HRC sent a letter opposing the American Health Care Act (AHCA) to the Congressman Greg Walden (R-OR), the Chairman of the House Committee on Energy and Commerce; Congressman Frank Pallone (D-NJ), the Ranking Member of the House Committee on Energy and Commerce; Congressman Kevin Brady (R-TX), the Chairman of the House Committee on Ways and Means; and Congressman Richard Neal (D-MA), the Ranking Member of the House Committee on Ways and Means.
“We are deeply concerned about the negative impact this proposal would have on communities already facing discrimination and healthcare disparities, including the LGBTQ community. The announced legislation undermines core provisions of the Affordable Care Act and cuts off tens of millions of Americans from life-saving healthcare coverage,” HRC Government Affairs Director David Stacy said in the letter. “This flawed proposal, drafted behind closed door without public input, turns a blind eye to the essential health benefits that millions of Americans have come to rely upon.”
As a result of the Affordable Care Act (ACA), thousands of low-income people living with HIV have been able to obtain health insurance through the Medicaid expansion. This critical coverage ensures that people living with HIV have access to the lifesaving treatments. The AHCA’s drastic changes to Medicaid will likely strip these people, and other vulnerable populations, of essential healthcare coverage.
The tax credit structure embedded in the proposed healthcare act leaves behind thousands of low-income individuals and families who will be priced out of coverage. Systemic discrimination of LGBTQ Americans leaves them with some of the lowest rates of insurance coverage in the nation. The LGBTQ community has benefitted from the ACA’s tax credit structure and the Medicaid Expansion, and the rescission of both of these critical components will have devastating consequences for a community already facing significant healthcare disparities.

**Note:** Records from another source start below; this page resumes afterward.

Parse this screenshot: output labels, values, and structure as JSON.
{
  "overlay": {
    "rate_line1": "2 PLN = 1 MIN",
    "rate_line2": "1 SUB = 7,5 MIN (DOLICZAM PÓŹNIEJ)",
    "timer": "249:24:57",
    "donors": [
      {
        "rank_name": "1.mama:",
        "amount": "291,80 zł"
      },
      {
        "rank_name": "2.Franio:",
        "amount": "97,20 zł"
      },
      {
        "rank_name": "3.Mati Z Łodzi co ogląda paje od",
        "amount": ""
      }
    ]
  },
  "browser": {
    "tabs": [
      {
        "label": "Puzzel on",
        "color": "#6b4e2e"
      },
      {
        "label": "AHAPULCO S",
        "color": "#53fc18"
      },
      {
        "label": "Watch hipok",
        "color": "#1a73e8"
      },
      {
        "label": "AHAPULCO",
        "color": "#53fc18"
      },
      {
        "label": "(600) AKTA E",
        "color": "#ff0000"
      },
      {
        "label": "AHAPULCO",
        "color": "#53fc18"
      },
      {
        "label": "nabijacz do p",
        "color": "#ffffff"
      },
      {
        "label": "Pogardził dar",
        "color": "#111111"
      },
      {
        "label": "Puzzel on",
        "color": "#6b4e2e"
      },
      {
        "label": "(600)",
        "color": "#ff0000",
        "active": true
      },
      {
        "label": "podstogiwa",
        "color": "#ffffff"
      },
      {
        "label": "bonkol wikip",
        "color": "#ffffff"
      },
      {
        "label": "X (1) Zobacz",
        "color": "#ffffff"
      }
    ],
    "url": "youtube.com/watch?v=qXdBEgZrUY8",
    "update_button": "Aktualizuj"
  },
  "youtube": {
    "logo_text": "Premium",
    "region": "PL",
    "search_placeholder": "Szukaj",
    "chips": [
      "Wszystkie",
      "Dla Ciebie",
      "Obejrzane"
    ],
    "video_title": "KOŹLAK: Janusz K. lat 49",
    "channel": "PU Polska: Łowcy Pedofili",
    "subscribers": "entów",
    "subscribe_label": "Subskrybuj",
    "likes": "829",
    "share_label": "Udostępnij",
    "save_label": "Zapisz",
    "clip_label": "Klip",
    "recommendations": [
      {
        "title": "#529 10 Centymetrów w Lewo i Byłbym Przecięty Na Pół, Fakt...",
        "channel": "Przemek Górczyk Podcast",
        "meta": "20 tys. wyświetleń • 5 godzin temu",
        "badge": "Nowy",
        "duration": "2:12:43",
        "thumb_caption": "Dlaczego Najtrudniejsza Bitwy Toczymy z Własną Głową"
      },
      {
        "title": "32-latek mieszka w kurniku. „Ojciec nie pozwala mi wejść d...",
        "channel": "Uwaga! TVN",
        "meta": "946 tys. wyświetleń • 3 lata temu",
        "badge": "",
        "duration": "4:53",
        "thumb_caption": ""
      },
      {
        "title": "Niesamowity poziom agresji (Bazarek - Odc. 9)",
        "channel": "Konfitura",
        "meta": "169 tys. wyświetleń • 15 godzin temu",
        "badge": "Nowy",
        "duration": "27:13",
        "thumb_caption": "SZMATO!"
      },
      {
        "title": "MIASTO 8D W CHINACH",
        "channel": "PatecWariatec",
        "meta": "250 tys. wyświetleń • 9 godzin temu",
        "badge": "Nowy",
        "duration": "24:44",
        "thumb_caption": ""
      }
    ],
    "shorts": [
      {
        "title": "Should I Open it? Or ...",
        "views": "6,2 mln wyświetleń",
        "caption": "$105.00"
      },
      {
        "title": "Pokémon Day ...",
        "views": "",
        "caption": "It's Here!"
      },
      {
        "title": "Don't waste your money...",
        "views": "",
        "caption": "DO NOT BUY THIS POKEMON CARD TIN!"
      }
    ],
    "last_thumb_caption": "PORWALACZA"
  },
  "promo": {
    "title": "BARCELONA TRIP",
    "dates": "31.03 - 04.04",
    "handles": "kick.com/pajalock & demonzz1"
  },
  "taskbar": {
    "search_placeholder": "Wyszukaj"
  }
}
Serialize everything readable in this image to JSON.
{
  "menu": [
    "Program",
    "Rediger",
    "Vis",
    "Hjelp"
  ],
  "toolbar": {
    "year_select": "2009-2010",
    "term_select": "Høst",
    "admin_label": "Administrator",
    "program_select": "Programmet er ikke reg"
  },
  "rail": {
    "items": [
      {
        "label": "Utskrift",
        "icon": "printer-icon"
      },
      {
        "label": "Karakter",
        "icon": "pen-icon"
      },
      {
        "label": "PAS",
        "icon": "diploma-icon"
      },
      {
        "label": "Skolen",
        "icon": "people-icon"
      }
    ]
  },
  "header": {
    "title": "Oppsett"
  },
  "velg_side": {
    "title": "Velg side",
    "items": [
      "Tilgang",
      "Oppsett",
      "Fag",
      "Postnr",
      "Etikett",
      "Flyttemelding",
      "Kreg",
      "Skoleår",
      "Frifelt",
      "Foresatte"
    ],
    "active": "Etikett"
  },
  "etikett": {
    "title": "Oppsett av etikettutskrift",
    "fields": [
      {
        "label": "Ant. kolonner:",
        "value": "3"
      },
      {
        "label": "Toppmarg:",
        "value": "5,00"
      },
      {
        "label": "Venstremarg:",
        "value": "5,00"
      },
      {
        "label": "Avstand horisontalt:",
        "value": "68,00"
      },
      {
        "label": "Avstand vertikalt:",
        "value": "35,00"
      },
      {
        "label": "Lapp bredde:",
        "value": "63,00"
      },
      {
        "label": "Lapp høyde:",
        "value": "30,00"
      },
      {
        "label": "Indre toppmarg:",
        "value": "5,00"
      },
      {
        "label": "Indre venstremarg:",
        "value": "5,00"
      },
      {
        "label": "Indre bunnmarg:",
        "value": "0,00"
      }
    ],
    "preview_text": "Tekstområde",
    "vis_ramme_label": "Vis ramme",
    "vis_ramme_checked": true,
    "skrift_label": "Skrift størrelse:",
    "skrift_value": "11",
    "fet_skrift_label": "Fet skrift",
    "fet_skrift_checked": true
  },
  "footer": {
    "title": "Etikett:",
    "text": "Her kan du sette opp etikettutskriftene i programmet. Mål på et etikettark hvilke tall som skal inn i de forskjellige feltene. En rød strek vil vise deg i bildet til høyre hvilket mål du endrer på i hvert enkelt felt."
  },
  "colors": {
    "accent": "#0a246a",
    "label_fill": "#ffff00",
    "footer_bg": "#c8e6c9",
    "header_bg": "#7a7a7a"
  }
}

Beyond repealing these key provisions of the ACA, the AHCA would also cut federal funding for Planned Parenthood, which could jeopardize the ability of clinics to deliver preventive health services, including HIV testing and transition-related care. The ACA’s public health and prevention fund, established to expand investments in the nation’s public health infrastructure, would also be repealed. Health centers, like those operated by Planned Parenthood, often offer the only culturally competent healthcare available, especially in rural and isolated areas.
In considering the Affordable Care Act in 2009 and 2010, the House held 79 hearings over the course of a year, heard from 181 witnesses and accepted 121 amendments. The current House leadership hopes to get the repeal and replacement legislation through the House in three weeks. The Senate adopted the Affordable Care Act only after approximately 100 hearings, roundtables, walkthroughs and other meetings, and after 25 consecutive days in continuous session debating the bill.
The full text of the letter can be found here.